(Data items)
###

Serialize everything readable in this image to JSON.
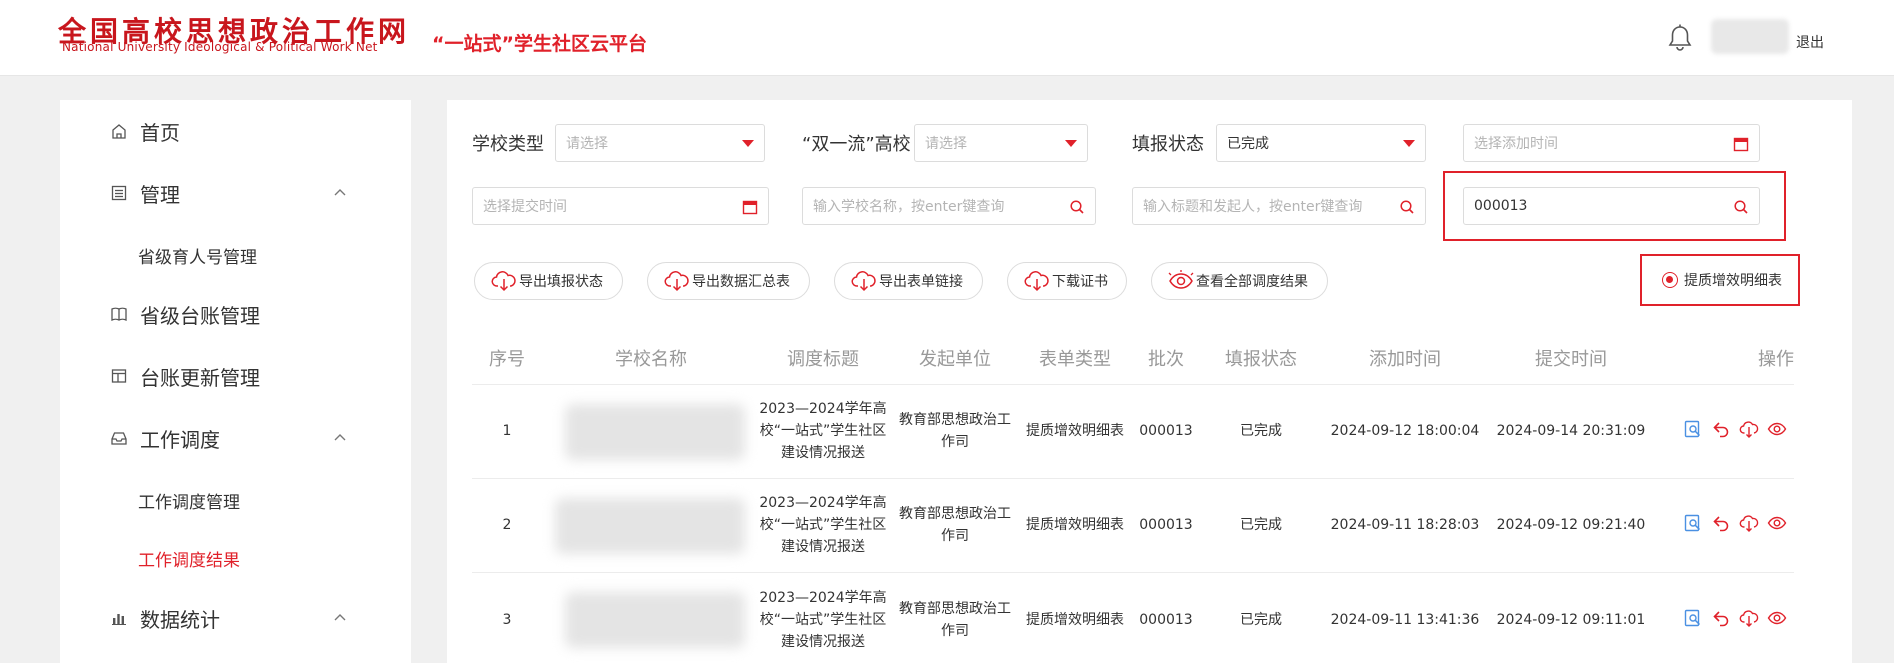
{
  "header": {
    "logo_cn": "全国高校思想政治工作网",
    "logo_en": "National University Ideological & Political Work Net",
    "platform": "“一站式”学生社区云平台",
    "logout": "退出"
  },
  "sidebar": {
    "items": [
      {
        "label": "首页",
        "icon": "home-icon",
        "expandable": false
      },
      {
        "label": "管理",
        "icon": "list-icon",
        "expandable": true
      },
      {
        "label": "省级育人号管理",
        "sub": true
      },
      {
        "label": "省级台账管理",
        "icon": "book-icon",
        "expandable": false
      },
      {
        "label": "台账更新管理",
        "icon": "ledger-icon",
        "expandable": false
      },
      {
        "label": "工作调度",
        "icon": "inbox-icon",
        "expandable": true
      },
      {
        "label": "工作调度管理",
        "sub": true
      },
      {
        "label": "工作调度结果",
        "sub": true,
        "active": true
      },
      {
        "label": "数据统计",
        "icon": "bar-chart-icon",
        "expandable": true
      }
    ]
  },
  "filters": {
    "school_type_label": "学校类型",
    "school_type_placeholder": "请选择",
    "double_first_label": "“双一流”高校",
    "double_first_placeholder": "请选择",
    "status_label": "填报状态",
    "status_value": "已完成",
    "add_time_placeholder": "选择添加时间",
    "submit_time_placeholder": "选择提交时间",
    "school_name_placeholder": "输入学校名称，按enter键查询",
    "title_placeholder": "输入标题和发起人，按enter键查询",
    "batch_value": "000013"
  },
  "toolbar": {
    "export_status": "导出填报状态",
    "export_summary": "导出数据汇总表",
    "export_links": "导出表单链接",
    "download_cert": "下载证书",
    "view_all": "查看全部调度结果",
    "radio_label": "提质增效明细表"
  },
  "table": {
    "headers": [
      "序号",
      "学校名称",
      "调度标题",
      "发起单位",
      "表单类型",
      "批次",
      "填报状态",
      "添加时间",
      "提交时间",
      "操作"
    ],
    "rows": [
      {
        "index": "1",
        "title": "2023—2024学年高校“一站式”学生社区建设情况报送",
        "org": "教育部思想政治工作司",
        "form_type": "提质增效明细表",
        "batch": "000013",
        "status": "已完成",
        "add_time": "2024-09-12 18:00:04",
        "submit_time": "2024-09-14 20:31:09"
      },
      {
        "index": "2",
        "title": "2023—2024学年高校“一站式”学生社区建设情况报送",
        "org": "教育部思想政治工作司",
        "form_type": "提质增效明细表",
        "batch": "000013",
        "status": "已完成",
        "add_time": "2024-09-11 18:28:03",
        "submit_time": "2024-09-12 09:21:40"
      },
      {
        "index": "3",
        "title": "2023—2024学年高校“一站式”学生社区建设情况报送",
        "org": "教育部思想政治工作司",
        "form_type": "提质增效明细表",
        "batch": "000013",
        "status": "已完成",
        "add_time": "2024-09-11 13:41:36",
        "submit_time": "2024-09-12 09:11:01"
      }
    ]
  },
  "colors": {
    "accent": "#e0212a",
    "brand": "#c8161d",
    "action_blue": "#4a90e2"
  }
}
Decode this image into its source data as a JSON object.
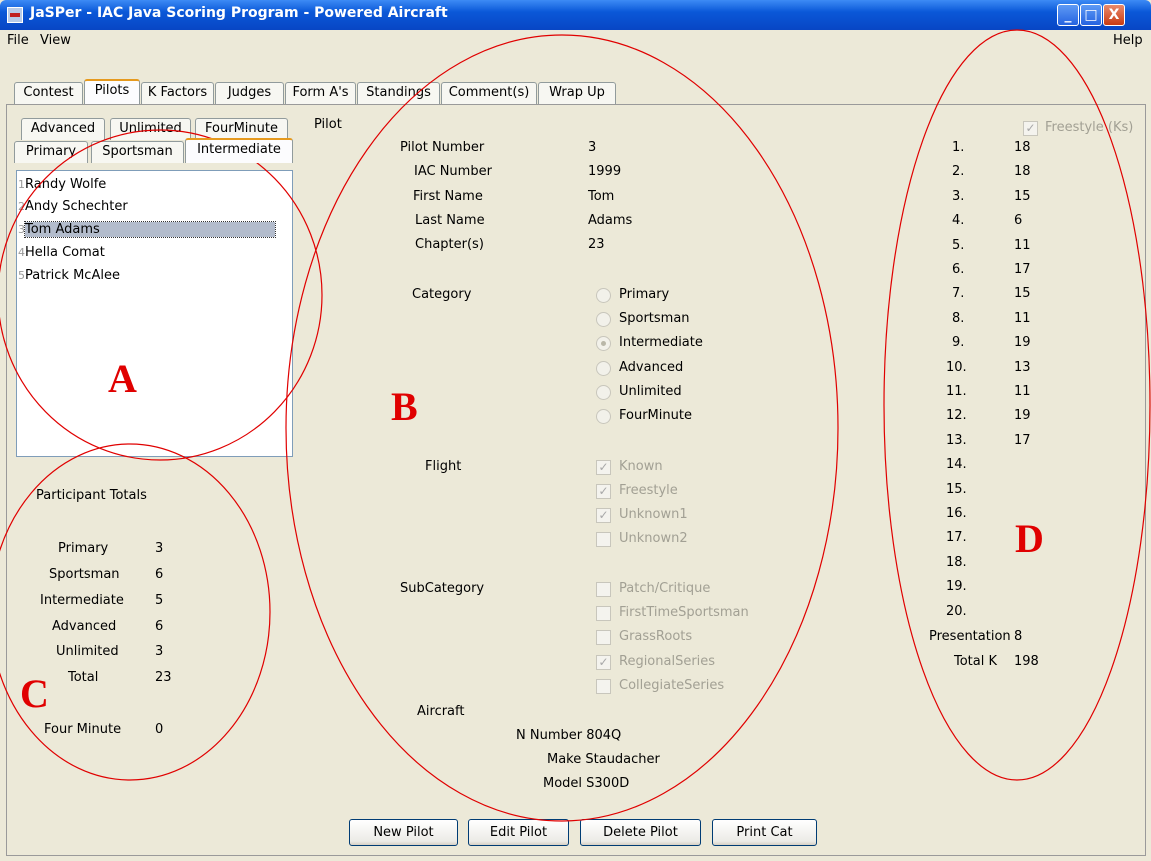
{
  "window": {
    "title": "JaSPer - IAC Java Scoring Program - Powered Aircraft",
    "min": "_",
    "max": "□",
    "close": "X"
  },
  "menu": {
    "file": "File",
    "view": "View",
    "help": "Help"
  },
  "tabs": [
    "Contest",
    "Pilots",
    "K Factors",
    "Judges",
    "Form A's",
    "Standings",
    "Comment(s)",
    "Wrap Up"
  ],
  "category_tabs_row1": [
    "Advanced",
    "Unlimited",
    "FourMinute"
  ],
  "category_tabs_row2": [
    "Primary",
    "Sportsman",
    "Intermediate"
  ],
  "pilot_list": [
    {
      "num": "1",
      "name": "Randy Wolfe"
    },
    {
      "num": "2",
      "name": "Andy Schechter"
    },
    {
      "num": "3",
      "name": "Tom Adams"
    },
    {
      "num": "4",
      "name": "Hella Comat"
    },
    {
      "num": "5",
      "name": "Patrick McAlee"
    }
  ],
  "participant_totals": {
    "title": "Participant Totals",
    "rows": [
      {
        "label": "Primary",
        "value": "3"
      },
      {
        "label": "Sportsman",
        "value": "6"
      },
      {
        "label": "Intermediate",
        "value": "5"
      },
      {
        "label": "Advanced",
        "value": "6"
      },
      {
        "label": "Unlimited",
        "value": "3"
      },
      {
        "label": "Total",
        "value": "23"
      }
    ],
    "four_minute_label": "Four Minute",
    "four_minute_value": "0"
  },
  "pilot": {
    "section_label": "Pilot",
    "fields": [
      {
        "label": "Pilot Number",
        "value": "3"
      },
      {
        "label": "IAC Number",
        "value": "1999"
      },
      {
        "label": "First Name",
        "value": "Tom"
      },
      {
        "label": "Last Name",
        "value": "Adams"
      },
      {
        "label": "Chapter(s)",
        "value": "23"
      }
    ],
    "category_label": "Category",
    "categories": [
      "Primary",
      "Sportsman",
      "Intermediate",
      "Advanced",
      "Unlimited",
      "FourMinute"
    ],
    "selected_category": "Intermediate",
    "flight_label": "Flight",
    "flights": [
      {
        "label": "Known",
        "checked": true
      },
      {
        "label": "Freestyle",
        "checked": true
      },
      {
        "label": "Unknown1",
        "checked": true
      },
      {
        "label": "Unknown2",
        "checked": false
      }
    ],
    "subcategory_label": "SubCategory",
    "subcategories": [
      {
        "label": "Patch/Critique",
        "checked": false
      },
      {
        "label": "FirstTimeSportsman",
        "checked": false
      },
      {
        "label": "GrassRoots",
        "checked": false
      },
      {
        "label": "RegionalSeries",
        "checked": true
      },
      {
        "label": "CollegiateSeries",
        "checked": false
      }
    ],
    "aircraft_label": "Aircraft",
    "n_number": "N Number 804Q",
    "make": "Make Staudacher",
    "model": "Model S300D"
  },
  "kfactors": {
    "freestyle_label": "Freestyle (Ks)",
    "freestyle_checked": true,
    "rows": [
      {
        "n": "1.",
        "k": "18"
      },
      {
        "n": "2.",
        "k": "18"
      },
      {
        "n": "3.",
        "k": "15"
      },
      {
        "n": "4.",
        "k": "6"
      },
      {
        "n": "5.",
        "k": "11"
      },
      {
        "n": "6.",
        "k": "17"
      },
      {
        "n": "7.",
        "k": "15"
      },
      {
        "n": "8.",
        "k": "11"
      },
      {
        "n": "9.",
        "k": "19"
      },
      {
        "n": "10.",
        "k": "13"
      },
      {
        "n": "11.",
        "k": "11"
      },
      {
        "n": "12.",
        "k": "19"
      },
      {
        "n": "13.",
        "k": "17"
      },
      {
        "n": "14.",
        "k": ""
      },
      {
        "n": "15.",
        "k": ""
      },
      {
        "n": "16.",
        "k": ""
      },
      {
        "n": "17.",
        "k": ""
      },
      {
        "n": "18.",
        "k": ""
      },
      {
        "n": "19.",
        "k": ""
      },
      {
        "n": "20.",
        "k": ""
      }
    ],
    "presentation_label": "Presentation",
    "presentation_value": "8",
    "total_label": "Total K",
    "total_value": "198"
  },
  "buttons": {
    "new": "New Pilot",
    "edit": "Edit Pilot",
    "delete": "Delete Pilot",
    "print": "Print Cat"
  },
  "annotations": [
    "A",
    "B",
    "C",
    "D"
  ],
  "annotation_color": "#e00000"
}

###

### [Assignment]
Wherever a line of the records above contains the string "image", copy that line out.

### [Problem solution]
Serialize everything readable in this image to JSON.
Decode this image into its source data as a JSON object.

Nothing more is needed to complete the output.